Navigating the social aspect of eating is also something that is a daily learning process for us. In our culture, food is a central part of birthday parties, holidays, social gatherings, etc. Because most of the food offered at these gatherings are not vegan, learning how to navigate the social implications of our lifestyle is necessary. This may be politely refusing an offer of non-vegan food, bringing a substitution when possible to gathering/vegan snacks or if necessary, doing without food when no other options are available until the event is over.
Raising children with an understanding of why we don’t eat animal products is so essential.
Our daughter understands why we sometimes don’t eat when others do, because the food contains “animals/stuff from animals”.
If we just gave her a big ol’ list of “NO” foods without an age-appropriate reason, she could easily be resistant or resentful.
We incorporate humane education into our homeschool curriculum. Lily-rain understands that we do not eat animals because of the way they are treated and because there are plenty of other options to be healthy without hurting animals. Treating living beings with respect is something that we stress in our daily life. Even the products that we use I make sure is cruelty free such as non beeswax crayons, vegan friendly paint etc.
We also stress living a gentler lifestyle and being mindful of our footprint on our planet by recycling bottles and cans,walking or taking the bus, bringing tote bag when going shopping etc.
Our humane education does extend to humans – we cannot come at people from a place of judgment and expect them to accept or embrace our lifestyle.
Education, compassion, doing our best daily – these are the ways that vegan ideals are passed on.

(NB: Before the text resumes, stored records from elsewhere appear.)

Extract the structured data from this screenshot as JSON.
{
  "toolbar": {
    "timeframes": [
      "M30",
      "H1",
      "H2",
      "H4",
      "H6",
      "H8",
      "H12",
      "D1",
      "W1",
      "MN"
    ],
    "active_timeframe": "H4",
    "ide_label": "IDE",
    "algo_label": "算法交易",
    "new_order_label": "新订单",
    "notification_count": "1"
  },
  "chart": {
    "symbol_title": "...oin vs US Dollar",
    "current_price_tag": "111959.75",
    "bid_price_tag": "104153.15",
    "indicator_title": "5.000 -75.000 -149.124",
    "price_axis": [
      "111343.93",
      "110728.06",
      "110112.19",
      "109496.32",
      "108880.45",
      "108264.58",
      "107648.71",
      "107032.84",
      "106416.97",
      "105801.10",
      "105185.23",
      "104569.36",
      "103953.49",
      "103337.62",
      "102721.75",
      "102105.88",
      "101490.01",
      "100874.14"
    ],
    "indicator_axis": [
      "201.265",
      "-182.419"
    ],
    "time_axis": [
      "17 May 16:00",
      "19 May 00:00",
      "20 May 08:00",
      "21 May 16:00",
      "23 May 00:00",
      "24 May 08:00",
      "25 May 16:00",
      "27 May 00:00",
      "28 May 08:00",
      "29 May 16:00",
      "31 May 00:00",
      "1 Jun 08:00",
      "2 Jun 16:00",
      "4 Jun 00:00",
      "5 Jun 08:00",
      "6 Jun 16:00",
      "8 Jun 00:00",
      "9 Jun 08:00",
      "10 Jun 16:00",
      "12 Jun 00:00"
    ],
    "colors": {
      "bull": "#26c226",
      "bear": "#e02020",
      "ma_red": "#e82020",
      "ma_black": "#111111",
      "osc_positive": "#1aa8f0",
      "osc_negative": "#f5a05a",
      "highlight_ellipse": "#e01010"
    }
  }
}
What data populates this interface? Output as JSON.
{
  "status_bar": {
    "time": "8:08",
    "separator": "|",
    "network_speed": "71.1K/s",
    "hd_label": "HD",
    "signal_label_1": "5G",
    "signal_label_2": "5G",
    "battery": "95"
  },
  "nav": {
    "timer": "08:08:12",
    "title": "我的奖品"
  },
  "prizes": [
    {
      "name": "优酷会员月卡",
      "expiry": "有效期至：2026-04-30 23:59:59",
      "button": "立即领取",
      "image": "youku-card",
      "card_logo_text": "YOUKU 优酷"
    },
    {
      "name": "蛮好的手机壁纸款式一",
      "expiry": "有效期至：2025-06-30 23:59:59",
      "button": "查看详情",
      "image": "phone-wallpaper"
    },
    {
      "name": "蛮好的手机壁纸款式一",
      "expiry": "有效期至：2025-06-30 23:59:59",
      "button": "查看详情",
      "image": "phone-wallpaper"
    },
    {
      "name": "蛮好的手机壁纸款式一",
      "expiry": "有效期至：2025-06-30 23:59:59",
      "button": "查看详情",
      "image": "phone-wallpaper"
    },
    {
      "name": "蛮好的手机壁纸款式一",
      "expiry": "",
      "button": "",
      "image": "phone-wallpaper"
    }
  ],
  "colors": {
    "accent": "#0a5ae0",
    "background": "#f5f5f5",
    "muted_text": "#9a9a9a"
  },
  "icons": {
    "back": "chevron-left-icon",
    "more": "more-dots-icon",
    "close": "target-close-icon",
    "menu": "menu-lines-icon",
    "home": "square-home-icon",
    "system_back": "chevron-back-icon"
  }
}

We have a mixed household – the children and I are vegan but my spouse is omnivorous, so this is important. While we have rules, our daughter does see consumption of animal products on occasion by dad. Our daughter, while she does ask daddy to not eat animals, she is also learning to be compassionate and understand that some people do eat animal products, but that it is more productive to educate our friends and family on veganism than to pass judgment.
One very important part of our education is understanding the importance of the choices we make. As vegans, we sometimes do without certain things – food, health and beauty products, types of clothing. Luckily it hasn’t been much of an issue especially in regards to birthday presents and stuff for her since most people are really respectful of our decision. In homeschooling, our choices also extend to educational opportunities – we do not participate in homeschool days at the aquarium or the Honolulu zoo, and pass on social outings to petting zoos, circuses and rodeos. Instead we find opportunities that are more in line with our ethics – we love the botanical gardens,beach/ Lagoons,crafts at park, hiking,children’s museum/discovery center, and would love to go to a farm animal sanctuary again here.
Like most homeschoolers, we do a lot of reading. I try to include books that feature vegetarian or vegan characters, and cover topics such as kindness to animals(we LOVE Ruby Roth books!!) and living a more natural lifestyle. It is helpful to have reading choices where our lifestyle is encouraged, and reinforces our beliefs & morals. This is no different from seeking out books (or even tv shows) that feature homeschooled characters, so that our homeschooling lifestyle is not seen as anything but normal.
Our goal for homeschooling our child (children??) is to raise compassionate, educated, independent thinkers,life long learners with a strong awareness of the world around us, and with a kind heart. I think that incorporating vegan based education for morals into our homeschool will help us accomplish this.